On WAD 2018, the Department of Basic Education joins the rest of South Africa to take stock of our collective progress to date. The latest national HIV incidence and prevalence survey of 2017 has shown that new HIV infections have declined by 48 percent since the last survey. However, a much more rapid decline is required to gain epidemic control. As a sector, we can be proud of the contribution we have made in the overall multi-sector response to HIV and TB in the country. We can count, amongst others on the following:
- Improving the quality of basic education and retaining learners in school until Grade 12 because evidence supports our assertion that “Safe Schools Protect Children”;
- The HIV and AIDS Life skills programme that has expanded its focus beyond curriculum activities to include programmes to address the drivers of HIV such as alcohol and drug use, early sexual debut, vulnerability through provision of a package of pro-poor programmes, peer education, as well as care and support for orphans and other vulnerable learners;
- Implementation of the DBE’s National Policy on HIV, STIs and TB for Learners, Educators, School Support Staff and Officials in all Primary and Secondary Schools in the Basic Education Sector, which was approved by Cabinet last year, will also strengthen programmes targeting educators and officials; and
- Annually hosting the Commemoration of WAD in the Department including build-up activities with educators and learners, as well as implementing a post-commemoration programme throughout the year. This is in addition to participating in WAD events in the country led by the Deputy President of the Republic and the South African National AIDS Council (SANAC).
The national theme for WAD 2018 is “Know Your Status”. The theme places the responsibility on everyone to test and know their HIV status. This means that learners, educators and officials must play an active role in this regard, as well as screening for TB. The DBE will use the 2018 theme to guide activities beyond the 2018 DBE World AIDS Day Commemoration.

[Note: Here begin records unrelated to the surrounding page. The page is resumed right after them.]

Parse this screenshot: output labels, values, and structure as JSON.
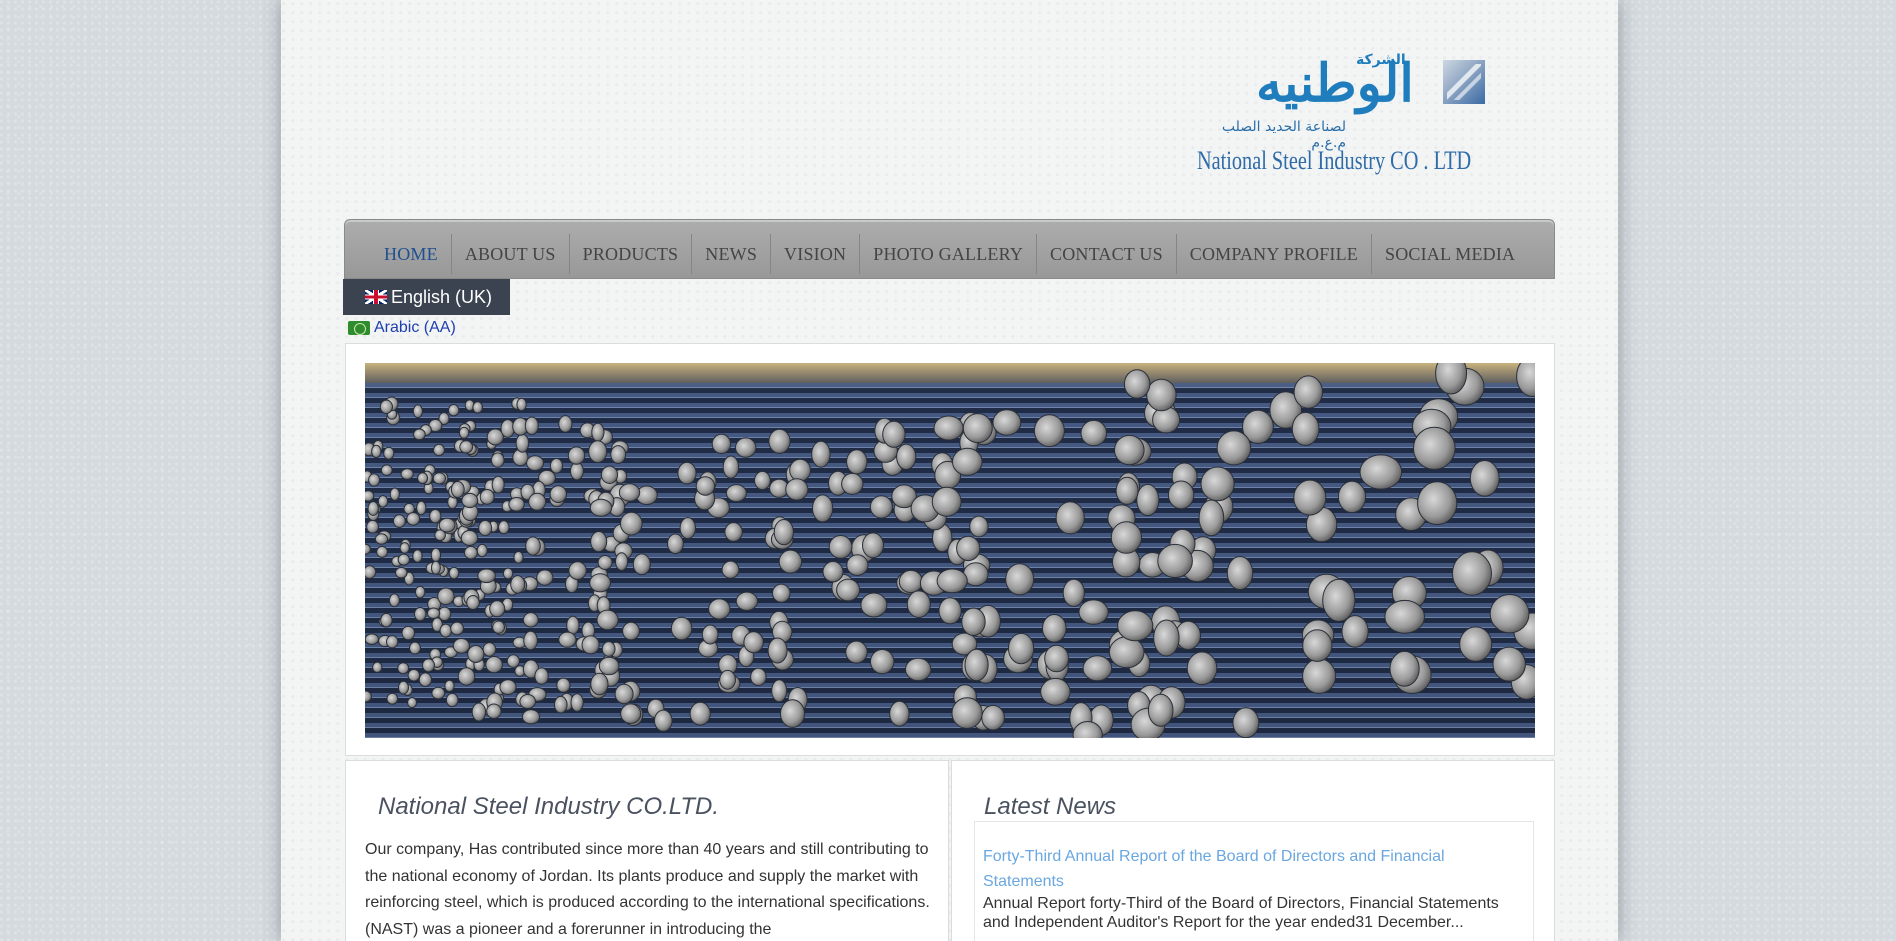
{
  "logo": {
    "arabic_small": "الشركة",
    "arabic_main": "الوطنيه",
    "arabic_sub": "لصناعة الحديد الصلب م.ع.م",
    "english": "National Steel Industry CO . LTD"
  },
  "nav": {
    "items": [
      {
        "label": "HOME",
        "active": true
      },
      {
        "label": "ABOUT US"
      },
      {
        "label": "PRODUCTS"
      },
      {
        "label": "NEWS"
      },
      {
        "label": "VISION"
      },
      {
        "label": "PHOTO GALLERY"
      },
      {
        "label": "CONTACT US"
      },
      {
        "label": "COMPANY PROFILE"
      },
      {
        "label": "SOCIAL MEDIA"
      }
    ]
  },
  "language": {
    "active": "English (UK)",
    "other": "Arabic (AA)"
  },
  "about": {
    "title": "National Steel Industry CO.LTD.",
    "text": "Our company, Has contributed since more than 40 years and still contributing to the national economy of Jordan. Its plants produce and supply the market with reinforcing steel, which is produced according to the international specifications.(NAST) was a pioneer and a forerunner in introducing the"
  },
  "news": {
    "title": "Latest News",
    "items": [
      {
        "title": "Forty-Third Annual Report of the Board of Directors and Financial Statements",
        "summary": "Annual Report forty-Third of the Board of Directors, Financial Statements and Independent Auditor's Report for the year ended31 December..."
      }
    ]
  },
  "colors": {
    "accent": "#1f7dbd",
    "nav_bg": "#a3a3a3",
    "lang_active_bg": "#3c4350",
    "news_link": "#6aa7e0"
  }
}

This year, the DBE World AIDS Day will be commemorated on 30 November 2018 at Pondolwendlovu Senior Secondary School in the Nyandeni Municipality, Libode District in the Eastern Cape Province. I encourage all learners, educators and officials to participate in the national programme of action in solidarity with the rest of the world. Schools are encouraged to mark this day in some way.

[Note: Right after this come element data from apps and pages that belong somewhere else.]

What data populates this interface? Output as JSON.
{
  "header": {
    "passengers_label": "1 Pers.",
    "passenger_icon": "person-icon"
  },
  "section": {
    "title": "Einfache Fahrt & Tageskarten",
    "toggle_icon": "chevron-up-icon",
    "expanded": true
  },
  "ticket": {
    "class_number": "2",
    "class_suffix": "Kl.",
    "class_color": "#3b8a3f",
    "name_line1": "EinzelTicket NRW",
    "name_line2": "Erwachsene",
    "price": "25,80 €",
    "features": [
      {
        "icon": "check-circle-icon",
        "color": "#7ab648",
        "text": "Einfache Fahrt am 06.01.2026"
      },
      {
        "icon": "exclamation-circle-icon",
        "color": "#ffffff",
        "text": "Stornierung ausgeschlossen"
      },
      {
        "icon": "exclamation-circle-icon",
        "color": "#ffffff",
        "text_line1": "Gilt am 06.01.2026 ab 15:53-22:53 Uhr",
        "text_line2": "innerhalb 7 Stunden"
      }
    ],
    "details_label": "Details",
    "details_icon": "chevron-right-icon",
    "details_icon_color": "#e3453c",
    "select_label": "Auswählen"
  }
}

Let us all commemorate World AIDS Day by:
- Supporting the national efforts towards the prevention of HIV, TB, teenage pregnancy, as well as alcohol and drug use in the basic education sector;
- Encouraging and supporting schools to participate in build-up activities (including access to health services) focusing on the theme “Know Your Status”; and

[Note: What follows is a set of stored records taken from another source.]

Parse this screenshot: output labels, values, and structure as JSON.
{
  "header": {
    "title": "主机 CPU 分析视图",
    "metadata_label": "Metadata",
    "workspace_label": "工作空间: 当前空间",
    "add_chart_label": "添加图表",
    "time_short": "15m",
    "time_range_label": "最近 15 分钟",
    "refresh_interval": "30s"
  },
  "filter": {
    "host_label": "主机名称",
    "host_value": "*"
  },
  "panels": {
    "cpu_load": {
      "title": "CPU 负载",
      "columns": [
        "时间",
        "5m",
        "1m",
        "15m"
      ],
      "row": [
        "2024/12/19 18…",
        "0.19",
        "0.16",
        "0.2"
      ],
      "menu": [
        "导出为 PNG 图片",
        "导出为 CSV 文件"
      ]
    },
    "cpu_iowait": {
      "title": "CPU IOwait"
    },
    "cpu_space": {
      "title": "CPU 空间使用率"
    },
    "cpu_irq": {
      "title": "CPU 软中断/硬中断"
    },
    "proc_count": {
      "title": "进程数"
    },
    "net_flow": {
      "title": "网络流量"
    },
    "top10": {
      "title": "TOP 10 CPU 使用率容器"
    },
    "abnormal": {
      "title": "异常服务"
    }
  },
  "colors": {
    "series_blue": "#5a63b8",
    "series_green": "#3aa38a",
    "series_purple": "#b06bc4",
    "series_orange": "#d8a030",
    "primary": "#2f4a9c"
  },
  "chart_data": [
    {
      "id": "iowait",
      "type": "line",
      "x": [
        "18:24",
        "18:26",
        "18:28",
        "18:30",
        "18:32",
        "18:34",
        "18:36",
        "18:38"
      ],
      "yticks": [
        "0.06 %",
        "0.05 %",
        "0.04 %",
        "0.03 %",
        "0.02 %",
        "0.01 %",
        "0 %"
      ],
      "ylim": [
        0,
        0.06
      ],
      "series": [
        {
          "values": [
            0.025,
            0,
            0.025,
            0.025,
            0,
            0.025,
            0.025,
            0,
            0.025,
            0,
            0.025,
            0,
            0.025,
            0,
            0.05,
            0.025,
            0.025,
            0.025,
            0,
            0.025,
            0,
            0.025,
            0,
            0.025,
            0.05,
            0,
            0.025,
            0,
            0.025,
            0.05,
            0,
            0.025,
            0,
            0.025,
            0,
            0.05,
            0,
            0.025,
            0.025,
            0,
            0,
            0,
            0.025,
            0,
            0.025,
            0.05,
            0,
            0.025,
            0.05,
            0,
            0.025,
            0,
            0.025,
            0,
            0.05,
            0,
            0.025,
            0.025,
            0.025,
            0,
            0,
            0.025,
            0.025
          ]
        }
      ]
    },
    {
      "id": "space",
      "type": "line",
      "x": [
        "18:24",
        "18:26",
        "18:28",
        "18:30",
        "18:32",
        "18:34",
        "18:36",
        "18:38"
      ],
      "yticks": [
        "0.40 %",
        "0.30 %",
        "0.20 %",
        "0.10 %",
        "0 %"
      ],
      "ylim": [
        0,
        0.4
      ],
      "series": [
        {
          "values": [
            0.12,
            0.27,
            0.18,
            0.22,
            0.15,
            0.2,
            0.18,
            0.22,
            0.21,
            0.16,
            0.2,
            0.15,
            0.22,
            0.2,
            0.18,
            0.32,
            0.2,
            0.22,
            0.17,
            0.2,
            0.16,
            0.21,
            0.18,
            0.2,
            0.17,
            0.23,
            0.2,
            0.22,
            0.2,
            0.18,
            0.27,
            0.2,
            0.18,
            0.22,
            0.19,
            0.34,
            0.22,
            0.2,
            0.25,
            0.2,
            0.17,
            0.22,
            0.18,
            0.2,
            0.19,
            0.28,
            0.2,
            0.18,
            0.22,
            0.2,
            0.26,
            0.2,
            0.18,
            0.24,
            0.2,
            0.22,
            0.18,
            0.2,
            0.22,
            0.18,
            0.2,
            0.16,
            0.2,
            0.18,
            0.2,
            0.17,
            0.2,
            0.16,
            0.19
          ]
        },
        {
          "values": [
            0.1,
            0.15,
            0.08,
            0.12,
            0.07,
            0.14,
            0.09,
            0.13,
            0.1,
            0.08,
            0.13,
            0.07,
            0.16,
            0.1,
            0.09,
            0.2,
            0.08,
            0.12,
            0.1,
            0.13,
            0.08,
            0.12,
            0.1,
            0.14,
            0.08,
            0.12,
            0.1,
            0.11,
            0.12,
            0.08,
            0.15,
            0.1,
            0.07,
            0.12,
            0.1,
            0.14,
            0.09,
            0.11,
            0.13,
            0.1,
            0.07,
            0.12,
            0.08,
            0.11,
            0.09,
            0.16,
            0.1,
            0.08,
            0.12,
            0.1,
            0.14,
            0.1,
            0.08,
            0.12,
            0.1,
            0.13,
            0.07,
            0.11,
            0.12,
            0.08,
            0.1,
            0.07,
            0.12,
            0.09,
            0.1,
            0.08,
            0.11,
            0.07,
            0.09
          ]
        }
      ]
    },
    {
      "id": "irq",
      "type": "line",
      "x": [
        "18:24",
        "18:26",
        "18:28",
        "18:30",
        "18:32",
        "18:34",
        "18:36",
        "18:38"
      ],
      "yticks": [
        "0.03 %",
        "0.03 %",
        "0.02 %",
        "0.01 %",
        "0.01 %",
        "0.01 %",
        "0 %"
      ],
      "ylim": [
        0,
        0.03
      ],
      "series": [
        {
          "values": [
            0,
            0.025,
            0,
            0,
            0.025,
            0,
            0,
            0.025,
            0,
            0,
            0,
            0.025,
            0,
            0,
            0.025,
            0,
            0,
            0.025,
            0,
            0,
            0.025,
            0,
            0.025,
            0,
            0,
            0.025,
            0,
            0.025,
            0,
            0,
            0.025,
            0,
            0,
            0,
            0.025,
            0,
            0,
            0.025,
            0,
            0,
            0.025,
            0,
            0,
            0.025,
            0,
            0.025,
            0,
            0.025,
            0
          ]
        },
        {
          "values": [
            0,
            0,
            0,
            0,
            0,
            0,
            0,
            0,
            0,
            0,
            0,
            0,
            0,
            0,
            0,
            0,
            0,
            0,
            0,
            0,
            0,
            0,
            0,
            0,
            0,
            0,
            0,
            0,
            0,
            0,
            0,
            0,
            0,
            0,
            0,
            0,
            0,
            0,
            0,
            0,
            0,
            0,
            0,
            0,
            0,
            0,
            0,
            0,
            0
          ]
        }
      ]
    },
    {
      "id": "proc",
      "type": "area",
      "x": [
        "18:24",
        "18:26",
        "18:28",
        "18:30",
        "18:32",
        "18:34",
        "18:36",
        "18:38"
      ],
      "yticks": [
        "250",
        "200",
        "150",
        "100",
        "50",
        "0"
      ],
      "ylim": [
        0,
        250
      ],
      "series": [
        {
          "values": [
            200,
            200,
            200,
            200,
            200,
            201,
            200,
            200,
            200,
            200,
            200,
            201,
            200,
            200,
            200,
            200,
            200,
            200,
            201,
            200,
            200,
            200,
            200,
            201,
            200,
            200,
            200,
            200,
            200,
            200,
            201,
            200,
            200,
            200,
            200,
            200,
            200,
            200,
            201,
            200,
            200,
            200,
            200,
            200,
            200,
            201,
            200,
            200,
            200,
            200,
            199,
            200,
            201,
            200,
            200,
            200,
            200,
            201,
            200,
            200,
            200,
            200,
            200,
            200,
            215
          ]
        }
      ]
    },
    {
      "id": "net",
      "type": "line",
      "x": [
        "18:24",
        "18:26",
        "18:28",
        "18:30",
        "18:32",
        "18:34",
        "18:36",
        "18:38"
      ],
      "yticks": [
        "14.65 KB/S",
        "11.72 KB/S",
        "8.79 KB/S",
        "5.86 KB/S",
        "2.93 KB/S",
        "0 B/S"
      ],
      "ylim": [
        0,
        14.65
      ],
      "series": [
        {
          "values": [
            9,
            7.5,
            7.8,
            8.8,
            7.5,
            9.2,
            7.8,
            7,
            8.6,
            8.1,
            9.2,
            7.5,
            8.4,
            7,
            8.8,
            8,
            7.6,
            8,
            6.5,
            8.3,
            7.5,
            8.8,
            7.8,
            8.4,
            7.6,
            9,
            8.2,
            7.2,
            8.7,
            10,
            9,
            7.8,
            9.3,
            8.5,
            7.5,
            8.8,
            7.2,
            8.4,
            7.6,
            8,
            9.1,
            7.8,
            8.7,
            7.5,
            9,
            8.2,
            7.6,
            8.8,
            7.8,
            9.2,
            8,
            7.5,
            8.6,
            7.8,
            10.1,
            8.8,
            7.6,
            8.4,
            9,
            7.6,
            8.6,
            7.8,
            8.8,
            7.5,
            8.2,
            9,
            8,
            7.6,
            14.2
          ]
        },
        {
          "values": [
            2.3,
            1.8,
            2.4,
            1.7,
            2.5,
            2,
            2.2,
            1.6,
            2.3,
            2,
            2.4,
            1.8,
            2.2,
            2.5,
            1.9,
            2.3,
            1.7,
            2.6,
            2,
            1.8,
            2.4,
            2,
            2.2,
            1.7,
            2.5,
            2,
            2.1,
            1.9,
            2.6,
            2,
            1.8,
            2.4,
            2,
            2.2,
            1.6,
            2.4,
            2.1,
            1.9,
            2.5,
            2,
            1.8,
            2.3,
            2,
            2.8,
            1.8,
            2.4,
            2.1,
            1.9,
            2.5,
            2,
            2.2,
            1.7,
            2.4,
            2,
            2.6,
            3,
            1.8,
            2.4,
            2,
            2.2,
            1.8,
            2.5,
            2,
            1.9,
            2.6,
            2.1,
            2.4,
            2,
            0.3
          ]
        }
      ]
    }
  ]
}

- Supporting the full implementation of the Care and Support Programmes in schools, in particular the DBE’s National Policy on HIV, STIs and TB for Learners, Educators, School Support Staff and Officials in all Primary and Secondary Schools in the Basic Education Sector.
The DBE is committed to progressively provide Comprehensive Sexuality Education (CSE), as well as facilitating access to Sexual and Reproductive Health (SRH) services to learners. We will use WAD to solicit learners’ opinions on how best to provide CSE and SRH services in schools. Dialogues with learners and parents will continue to take place across the country. The input will be used to inform the Department’s implementation of programmes in a learner-centred manner.
The Department on its own cannot address the myriad of social challenges that learners are faced with in communities. It is for this reason that I call for the support of everybody, especially parents/caregivers and members of the community to join us in the fight against HIV, sexually transmitted infections, teenage pregnancy and Tuberculosis in our schools.
Mr HM Mweli